Our personal experience, and more current research caused us to make changes to our diet. About 30% of my total calories now comes from animal proteins, and usually only about 15% of my total calories comes from carbohydrates in the form of vegetables, some fruits, nuts, and a little whole-fat dairy. That may change over time, as I am continuing to do my best to apply the third principle of eating a healthy diet (also outlined in our Trust Your True Nature Diet Plan) ~ to eat more intuitively, and trust my true nature!
I have updated our nutritional recommendations throughout this website, on my LivingYourTrueNature blog, and in The Trust Your True Nature Diet Plan e-book. Don also has several informative articles about the health benefits of eating a higher protein and fat diet on his website.
Each person will need to discover what works best, based on their current condition, general constitution, geographic location, and ancestral heritage.

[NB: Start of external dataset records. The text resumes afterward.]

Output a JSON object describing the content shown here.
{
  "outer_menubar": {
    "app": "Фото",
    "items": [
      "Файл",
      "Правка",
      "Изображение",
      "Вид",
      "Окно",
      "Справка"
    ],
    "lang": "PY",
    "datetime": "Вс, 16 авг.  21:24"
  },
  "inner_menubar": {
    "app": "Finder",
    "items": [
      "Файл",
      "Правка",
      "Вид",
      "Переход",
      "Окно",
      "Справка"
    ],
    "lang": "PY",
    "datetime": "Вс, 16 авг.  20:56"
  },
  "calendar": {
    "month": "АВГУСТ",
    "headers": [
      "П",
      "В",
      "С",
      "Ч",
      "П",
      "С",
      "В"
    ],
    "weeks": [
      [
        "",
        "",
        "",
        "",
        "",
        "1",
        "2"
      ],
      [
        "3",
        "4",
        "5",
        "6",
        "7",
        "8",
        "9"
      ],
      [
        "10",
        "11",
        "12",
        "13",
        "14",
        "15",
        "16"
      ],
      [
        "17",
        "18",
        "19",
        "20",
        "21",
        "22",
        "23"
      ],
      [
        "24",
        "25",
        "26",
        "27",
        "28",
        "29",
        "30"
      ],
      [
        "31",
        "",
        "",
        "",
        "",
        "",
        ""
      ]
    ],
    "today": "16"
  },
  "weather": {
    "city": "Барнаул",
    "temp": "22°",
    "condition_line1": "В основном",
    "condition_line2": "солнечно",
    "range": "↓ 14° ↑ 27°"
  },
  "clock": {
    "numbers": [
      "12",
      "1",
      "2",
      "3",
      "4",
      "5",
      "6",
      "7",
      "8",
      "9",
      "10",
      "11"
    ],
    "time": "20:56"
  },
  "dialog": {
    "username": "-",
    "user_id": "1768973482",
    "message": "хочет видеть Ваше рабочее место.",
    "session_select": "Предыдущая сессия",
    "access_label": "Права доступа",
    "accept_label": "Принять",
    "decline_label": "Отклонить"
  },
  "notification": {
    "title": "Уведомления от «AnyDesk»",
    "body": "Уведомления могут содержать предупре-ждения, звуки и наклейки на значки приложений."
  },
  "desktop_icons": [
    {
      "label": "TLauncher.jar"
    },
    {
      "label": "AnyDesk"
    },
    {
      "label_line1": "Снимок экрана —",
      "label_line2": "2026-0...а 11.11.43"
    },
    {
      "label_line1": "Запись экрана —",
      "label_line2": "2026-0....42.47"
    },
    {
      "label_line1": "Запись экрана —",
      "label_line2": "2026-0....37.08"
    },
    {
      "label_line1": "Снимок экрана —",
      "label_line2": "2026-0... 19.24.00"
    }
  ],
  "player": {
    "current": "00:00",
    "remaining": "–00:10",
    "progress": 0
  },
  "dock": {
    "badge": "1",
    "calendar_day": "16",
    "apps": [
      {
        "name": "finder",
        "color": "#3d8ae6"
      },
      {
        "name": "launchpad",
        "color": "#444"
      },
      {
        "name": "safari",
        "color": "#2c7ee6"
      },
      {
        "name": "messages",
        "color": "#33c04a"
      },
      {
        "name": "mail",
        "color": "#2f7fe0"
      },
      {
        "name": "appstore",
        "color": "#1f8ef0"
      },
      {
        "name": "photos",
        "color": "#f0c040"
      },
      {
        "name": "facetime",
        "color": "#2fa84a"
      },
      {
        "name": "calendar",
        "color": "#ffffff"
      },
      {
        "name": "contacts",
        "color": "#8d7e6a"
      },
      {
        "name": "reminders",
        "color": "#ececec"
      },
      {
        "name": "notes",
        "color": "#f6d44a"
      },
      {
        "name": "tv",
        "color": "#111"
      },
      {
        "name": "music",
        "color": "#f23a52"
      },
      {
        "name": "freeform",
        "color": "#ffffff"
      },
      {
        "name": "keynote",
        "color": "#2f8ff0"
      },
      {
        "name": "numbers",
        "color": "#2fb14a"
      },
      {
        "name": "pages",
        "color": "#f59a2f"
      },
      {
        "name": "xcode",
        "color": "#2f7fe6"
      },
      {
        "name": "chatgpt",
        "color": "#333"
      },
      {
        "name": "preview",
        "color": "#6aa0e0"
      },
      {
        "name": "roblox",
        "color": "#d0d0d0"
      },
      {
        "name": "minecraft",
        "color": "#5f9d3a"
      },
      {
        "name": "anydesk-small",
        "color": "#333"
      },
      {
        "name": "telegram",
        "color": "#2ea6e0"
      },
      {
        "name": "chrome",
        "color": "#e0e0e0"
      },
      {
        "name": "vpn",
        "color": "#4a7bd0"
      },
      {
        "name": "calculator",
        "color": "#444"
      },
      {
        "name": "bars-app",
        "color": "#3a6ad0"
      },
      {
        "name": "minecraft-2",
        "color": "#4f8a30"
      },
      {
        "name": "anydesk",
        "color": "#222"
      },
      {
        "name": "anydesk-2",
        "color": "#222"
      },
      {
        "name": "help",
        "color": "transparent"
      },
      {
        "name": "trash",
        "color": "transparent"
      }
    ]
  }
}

Generally speaking, we no longer advocate a whole-grain & bean, or carb-heavy diet as grains and beans contain components that can block absorption of important minerals, including zinc and others, and can cause difficult to detect gastro-intestinal issues which can lead to leaky gut syndrome. Plus, excess consumption of carbohydrate-rich foods, all of which break down into sugar in the body, has actually been shown more affirmatively to be the culprit of insulin-resistant obesity, diabetes, and heart disease, whereas meats and saturated fats have not, contrary to popular belief.

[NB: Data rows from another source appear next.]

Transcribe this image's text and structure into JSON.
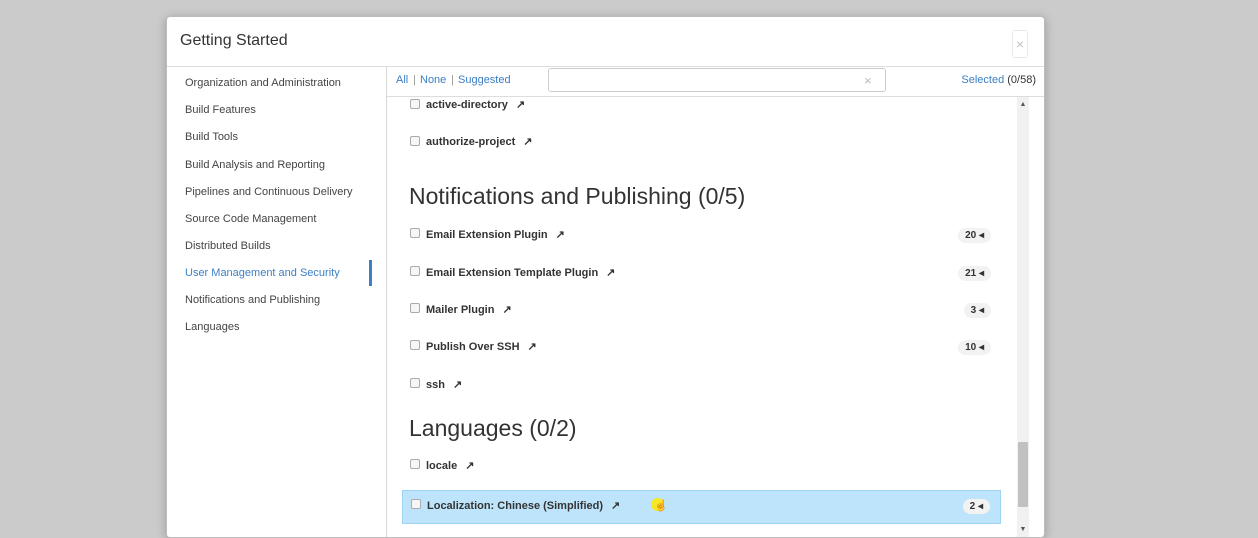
{
  "dialog": {
    "title": "Getting Started",
    "close_glyph": "×"
  },
  "sidebar": {
    "items": [
      {
        "label": "Organization and Administration"
      },
      {
        "label": "Build Features"
      },
      {
        "label": "Build Tools"
      },
      {
        "label": "Build Analysis and Reporting"
      },
      {
        "label": "Pipelines and Continuous Delivery"
      },
      {
        "label": "Source Code Management"
      },
      {
        "label": "Distributed Builds"
      },
      {
        "label": "User Management and Security",
        "active": true
      },
      {
        "label": "Notifications and Publishing"
      },
      {
        "label": "Languages"
      }
    ]
  },
  "toolbar": {
    "all_label": "All",
    "none_label": "None",
    "suggested_label": "Suggested",
    "separator": "|",
    "search": {
      "value": "",
      "placeholder": ""
    },
    "clear_glyph": "×",
    "selected_label": "Selected",
    "selected_count": "(0/58)"
  },
  "content": {
    "top_plugins": [
      {
        "name": "active-directory",
        "ext": "↗"
      },
      {
        "name": "authorize-project",
        "ext": "↗"
      }
    ],
    "notifications": {
      "title": "Notifications and Publishing (0/5)",
      "plugins": [
        {
          "name": "Email Extension Plugin",
          "ext": "↗",
          "deps": "20 ◂"
        },
        {
          "name": "Email Extension Template Plugin",
          "ext": "↗",
          "deps": "21 ◂"
        },
        {
          "name": "Mailer Plugin",
          "ext": "↗",
          "deps": "3 ◂"
        },
        {
          "name": "Publish Over SSH",
          "ext": "↗",
          "deps": "10 ◂"
        },
        {
          "name": "ssh",
          "ext": "↗"
        }
      ]
    },
    "languages": {
      "title": "Languages (0/2)",
      "plugins": [
        {
          "name": "locale",
          "ext": "↗"
        },
        {
          "name": "Localization: Chinese (Simplified)",
          "ext": "↗",
          "deps": "2 ◂",
          "highlighted": true
        }
      ]
    }
  },
  "scrollbar": {
    "up_glyph": "▲",
    "down_glyph": "▼"
  },
  "colors": {
    "accent": "#3b7fc4",
    "highlight": "#bde4fb",
    "backdrop": "#cbcbcb"
  }
}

That being said, whole grains are a better choice than refined grains which are higher glycemic, causing a greater spike and subsequent dip to your blood sugar.
For those who do not tolerate grains, or gluten, or who are in the earlier stages of weight loss, and a lower-carbohydrate diet, other vegetables can be used in lieu of the barley. Less starchy vegetables like cauliflower, Brussels sprouts, or red bell pepper will also make a delicious and hearty Beef Vegetable Soup, especially good for those trying to lose weight.
Starchier vegetables can be used instead of the barley as well. Try the soup with rutabaga, turnip, or a little sweet potato, pumpkin, spaghetti squash, or other winter squashes for a hearty one-pot fall or winter meal.
Going without any animal foods for any length of time (as we did for over five years) has been shown in some studies to result in certain nutrient deficiencies (which we definitely had.)
Zinc is one such mineral and antioxidant, which is important for immunity, wound healing, healthy skin, and libido that is more bioavailable from animal foods than plant foods. B 12 is also a very important vitamin to supplement if not including animal foods in the diet.
Deficiency of B 12 can lead to anemia, and long-term deficiency can cause fatigue, lightheadedness, palpitations or shortness of breath, depression, nerve problems, pale skin, and memory or vision loss.
All of these symptoms are similar to those of the Traditional Chinese Medicine (TCM) diagnosis of blood deficiency. You can read more here.